A social worker works with people who have been socially excluded or who are experiencing crisis. Their role is to provide support to enable service users to help themselves. They maintain professional relationships with service users, acting as guides, advocates or critical friends.  Social workers work in a variety of settings within a framework of relevant legislation and procedures, often working in multidisciplinary teams, supporting individuals, families and groups within the community. They follow a Code of Ethics, established by their professional body the British Association of Social Work   Settings may include the service user's home or schools, hospitals or the premises of other public sector and voluntary organisations.  Qualified social work professionals are often supported by social work assistants. They also work closely with other health and social care staff.

The skills required by a Social Worker are very explicitly identified in the Professional Capabilities Framework (PCF).  A social work degree combines studying with 200 days of assessed practice to gain essential practical skills for the role of social worker and to work as part of a social care workforce, increasingly in integrated teams alongside professionals in the NHS schools, police and housing.

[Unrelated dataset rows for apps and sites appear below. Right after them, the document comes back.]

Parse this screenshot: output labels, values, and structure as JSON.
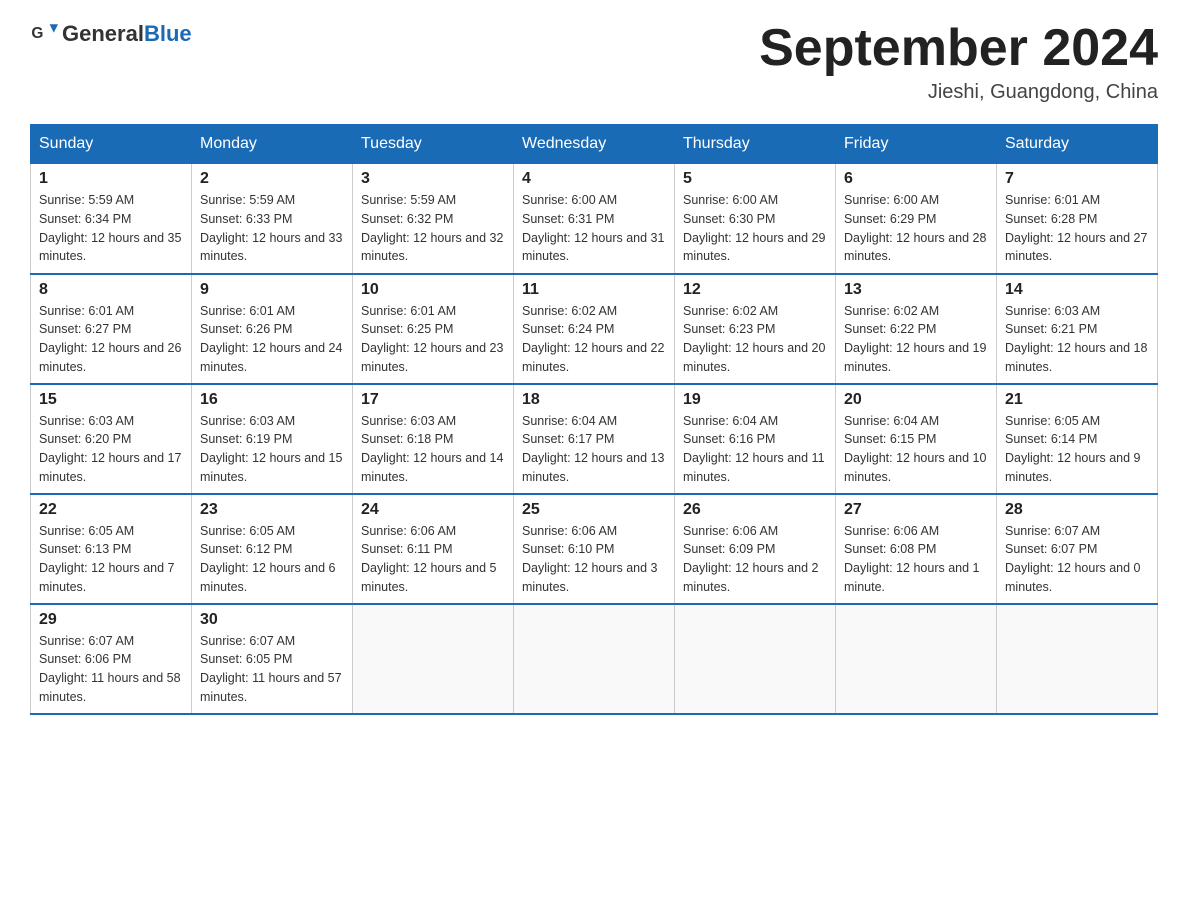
{
  "header": {
    "logo_general": "General",
    "logo_blue": "Blue",
    "title": "September 2024",
    "subtitle": "Jieshi, Guangdong, China"
  },
  "columns": [
    "Sunday",
    "Monday",
    "Tuesday",
    "Wednesday",
    "Thursday",
    "Friday",
    "Saturday"
  ],
  "weeks": [
    [
      {
        "day": "1",
        "sunrise": "Sunrise: 5:59 AM",
        "sunset": "Sunset: 6:34 PM",
        "daylight": "Daylight: 12 hours and 35 minutes."
      },
      {
        "day": "2",
        "sunrise": "Sunrise: 5:59 AM",
        "sunset": "Sunset: 6:33 PM",
        "daylight": "Daylight: 12 hours and 33 minutes."
      },
      {
        "day": "3",
        "sunrise": "Sunrise: 5:59 AM",
        "sunset": "Sunset: 6:32 PM",
        "daylight": "Daylight: 12 hours and 32 minutes."
      },
      {
        "day": "4",
        "sunrise": "Sunrise: 6:00 AM",
        "sunset": "Sunset: 6:31 PM",
        "daylight": "Daylight: 12 hours and 31 minutes."
      },
      {
        "day": "5",
        "sunrise": "Sunrise: 6:00 AM",
        "sunset": "Sunset: 6:30 PM",
        "daylight": "Daylight: 12 hours and 29 minutes."
      },
      {
        "day": "6",
        "sunrise": "Sunrise: 6:00 AM",
        "sunset": "Sunset: 6:29 PM",
        "daylight": "Daylight: 12 hours and 28 minutes."
      },
      {
        "day": "7",
        "sunrise": "Sunrise: 6:01 AM",
        "sunset": "Sunset: 6:28 PM",
        "daylight": "Daylight: 12 hours and 27 minutes."
      }
    ],
    [
      {
        "day": "8",
        "sunrise": "Sunrise: 6:01 AM",
        "sunset": "Sunset: 6:27 PM",
        "daylight": "Daylight: 12 hours and 26 minutes."
      },
      {
        "day": "9",
        "sunrise": "Sunrise: 6:01 AM",
        "sunset": "Sunset: 6:26 PM",
        "daylight": "Daylight: 12 hours and 24 minutes."
      },
      {
        "day": "10",
        "sunrise": "Sunrise: 6:01 AM",
        "sunset": "Sunset: 6:25 PM",
        "daylight": "Daylight: 12 hours and 23 minutes."
      },
      {
        "day": "11",
        "sunrise": "Sunrise: 6:02 AM",
        "sunset": "Sunset: 6:24 PM",
        "daylight": "Daylight: 12 hours and 22 minutes."
      },
      {
        "day": "12",
        "sunrise": "Sunrise: 6:02 AM",
        "sunset": "Sunset: 6:23 PM",
        "daylight": "Daylight: 12 hours and 20 minutes."
      },
      {
        "day": "13",
        "sunrise": "Sunrise: 6:02 AM",
        "sunset": "Sunset: 6:22 PM",
        "daylight": "Daylight: 12 hours and 19 minutes."
      },
      {
        "day": "14",
        "sunrise": "Sunrise: 6:03 AM",
        "sunset": "Sunset: 6:21 PM",
        "daylight": "Daylight: 12 hours and 18 minutes."
      }
    ],
    [
      {
        "day": "15",
        "sunrise": "Sunrise: 6:03 AM",
        "sunset": "Sunset: 6:20 PM",
        "daylight": "Daylight: 12 hours and 17 minutes."
      },
      {
        "day": "16",
        "sunrise": "Sunrise: 6:03 AM",
        "sunset": "Sunset: 6:19 PM",
        "daylight": "Daylight: 12 hours and 15 minutes."
      },
      {
        "day": "17",
        "sunrise": "Sunrise: 6:03 AM",
        "sunset": "Sunset: 6:18 PM",
        "daylight": "Daylight: 12 hours and 14 minutes."
      },
      {
        "day": "18",
        "sunrise": "Sunrise: 6:04 AM",
        "sunset": "Sunset: 6:17 PM",
        "daylight": "Daylight: 12 hours and 13 minutes."
      },
      {
        "day": "19",
        "sunrise": "Sunrise: 6:04 AM",
        "sunset": "Sunset: 6:16 PM",
        "daylight": "Daylight: 12 hours and 11 minutes."
      },
      {
        "day": "20",
        "sunrise": "Sunrise: 6:04 AM",
        "sunset": "Sunset: 6:15 PM",
        "daylight": "Daylight: 12 hours and 10 minutes."
      },
      {
        "day": "21",
        "sunrise": "Sunrise: 6:05 AM",
        "sunset": "Sunset: 6:14 PM",
        "daylight": "Daylight: 12 hours and 9 minutes."
      }
    ],
    [
      {
        "day": "22",
        "sunrise": "Sunrise: 6:05 AM",
        "sunset": "Sunset: 6:13 PM",
        "daylight": "Daylight: 12 hours and 7 minutes."
      },
      {
        "day": "23",
        "sunrise": "Sunrise: 6:05 AM",
        "sunset": "Sunset: 6:12 PM",
        "daylight": "Daylight: 12 hours and 6 minutes."
      },
      {
        "day": "24",
        "sunrise": "Sunrise: 6:06 AM",
        "sunset": "Sunset: 6:11 PM",
        "daylight": "Daylight: 12 hours and 5 minutes."
      },
      {
        "day": "25",
        "sunrise": "Sunrise: 6:06 AM",
        "sunset": "Sunset: 6:10 PM",
        "daylight": "Daylight: 12 hours and 3 minutes."
      },
      {
        "day": "26",
        "sunrise": "Sunrise: 6:06 AM",
        "sunset": "Sunset: 6:09 PM",
        "daylight": "Daylight: 12 hours and 2 minutes."
      },
      {
        "day": "27",
        "sunrise": "Sunrise: 6:06 AM",
        "sunset": "Sunset: 6:08 PM",
        "daylight": "Daylight: 12 hours and 1 minute."
      },
      {
        "day": "28",
        "sunrise": "Sunrise: 6:07 AM",
        "sunset": "Sunset: 6:07 PM",
        "daylight": "Daylight: 12 hours and 0 minutes."
      }
    ],
    [
      {
        "day": "29",
        "sunrise": "Sunrise: 6:07 AM",
        "sunset": "Sunset: 6:06 PM",
        "daylight": "Daylight: 11 hours and 58 minutes."
      },
      {
        "day": "30",
        "sunrise": "Sunrise: 6:07 AM",
        "sunset": "Sunset: 6:05 PM",
        "daylight": "Daylight: 11 hours and 57 minutes."
      },
      null,
      null,
      null,
      null,
      null
    ]
  ]
}
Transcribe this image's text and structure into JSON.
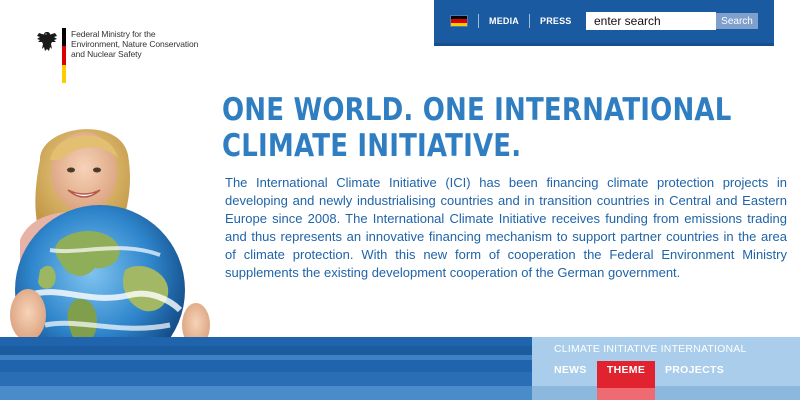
{
  "logo": {
    "ministry_name_lines": [
      "Federal Ministry for the",
      "Environment, Nature Conservation",
      "and Nuclear Safety"
    ],
    "flag_colors": [
      "#000000",
      "#dd0000",
      "#ffcc00"
    ],
    "icon": "federal-eagle-icon"
  },
  "topbar": {
    "language_icon": "german-flag-icon",
    "links": [
      "MEDIA",
      "PRESS"
    ],
    "search": {
      "value": "enter search",
      "button_label": "Search"
    },
    "background": "#1a5aa0"
  },
  "headline": {
    "line1": "ONE WORLD. ONE INTERNATIONAL",
    "line2": "CLIMATE INITIATIVE.",
    "color": "#2f7ec1"
  },
  "intro": {
    "text": "The International Climate Initiative (ICI) has been financing climate protection projects in developing and newly industrialising countries and in transition countries in Central and Eastern Europe since 2008. The International Climate Initiative receives funding from emissions trading and thus represents an innovative financing mechanism to support partner countries in the area of climate protection. With this new form of cooperation the Federal Environment Ministry supplements the existing development cooperation of the German government."
  },
  "hero": {
    "description_icon": "girl-holding-globe-image"
  },
  "bottom_nav": {
    "title": "CLIMATE INITIATIVE INTERNATIONAL",
    "items": [
      {
        "label": "NEWS",
        "active": false
      },
      {
        "label": "THEME",
        "active": true
      },
      {
        "label": "PROJECTS",
        "active": false
      }
    ],
    "active_color": "#e0232f"
  }
}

You will develop skills of judgment and become more reflective critical and evaluative.  Social workers need a specific mix of personal skills to carry out their frequently challenging roles.  These include:

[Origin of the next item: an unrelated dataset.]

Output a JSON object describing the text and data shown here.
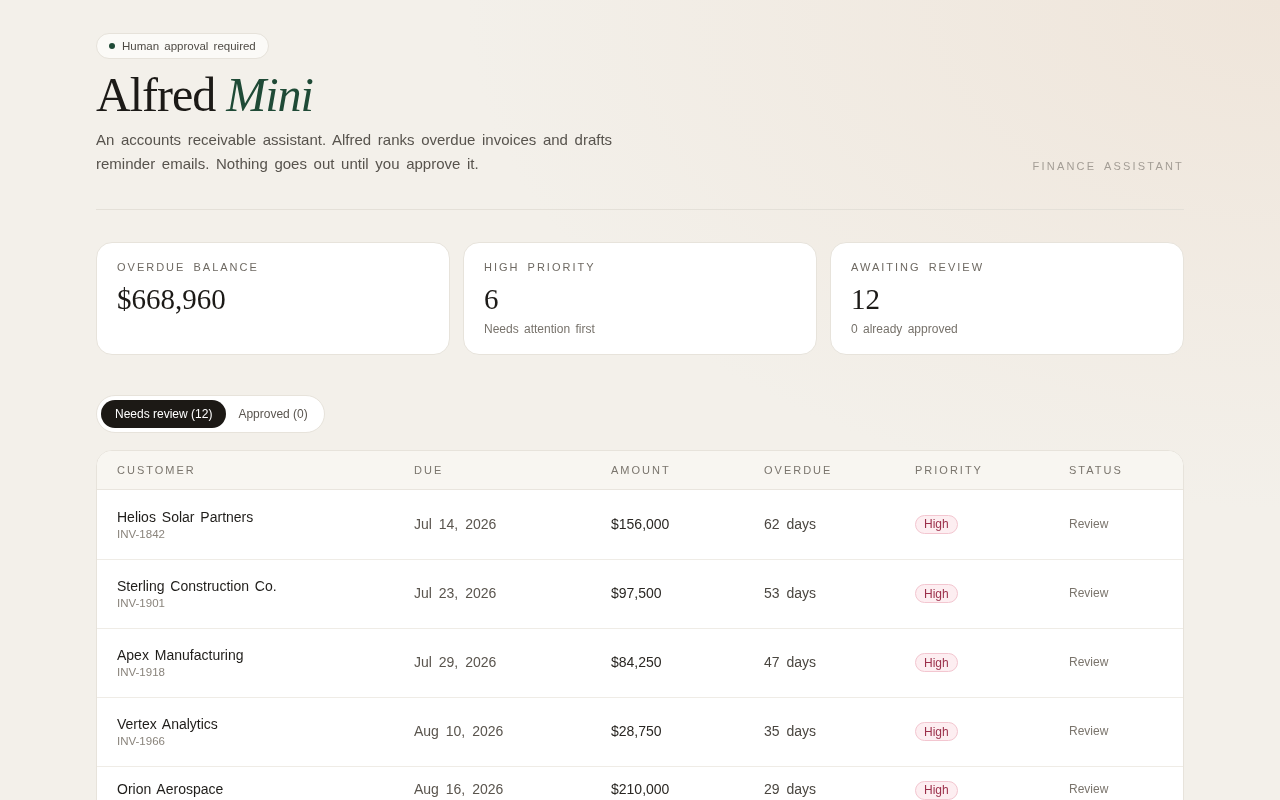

  • excellent people skills /an ability to relate to people of all ages and backgrounds and gain their trust
  • ability to analyse situations and solve problems
  • ability to manage conflict
  • advocacy skills
  • ability to work as part of a team / to take a practical and flexible approach
  • patience and the ability to remain calm in a crisis
  • resilience
  • flexibility to adapt to new roles, tasks and situations
  • strong observation, analytical and listening skills
  • the capacity to absorb legal/procedural information
  • empathy, combined with a genuine desire to improve the quality of the lives of service users
  • ability to think on your feet and make difficult decisions under pressure

Social Workers work with a variety of people including

  • Children or Adults with disabilities, physical and mental health problems
  • Vulnerable older people
  • Young offenders
  • People with drug ,alcohol or other addictions
  • People who are socially excluded
  • People moving towards independent living
  • Families where there is a risk of family breakdown 
  • Children who need to live apart from their families
  • Foster carers and adopters
  • People , including children who are at risk of abuse or neglect ,or have been abused or neglected
  • Carers 

The practical skills and work experience gained on a Social Work degree are also relevant to a range of other social care and advice roles . You may need further training/qualifications or specific experience for some of them.

General Options with your subject

Social workers work in a variety of organisations and settings including local authoritiesproviding services for young people or adults, voluntary organisations, charities / 3rd sector, private sector care homes, schools, hospitals and GP practices.  Some work in social enterprises - whereby social workers set up their own company and contract for work.

Further Options

Since September 2012 newly qualified social workers have been supported in their first year of practice by the Assessed and Supported Year in Employment (ASYE).  Nearly 2000 NQSWs have benefitted from the programme since the launch.  After further training and gaining experience there are many different specialism options within social work open to you. Specialist roles include homelessness officer, day care social worker, education welfare officer, health care social worker and mental health social worker.

Career development may involve a change of role within a specialism, e.g. from child protection to fostering and adoption. It is also possible to transfer from one specialism to another, e.g. from working with children to working with the elderly.

Social work is a profession where promotion is likely to take you away from hands-on work. Three to five years after qualification, it is possible to become a senior practitioner, team or care manager. In this role, you would have responsibility for managing other social workers (resulting in a reduction in direct service user contact) and an increasing involvement in managerial, financial and political issues.

With a practice teaching award, you could become involved in the supervision and management of social work students and less experienced staff.


Events such as the Social Work Fair/Compass Jobs Fair will provide you with opportunities to network and find out more about careers in social work, and you can meet potential employers.  

Last modified: 
Wednesday, April 4, 2018 - 14:42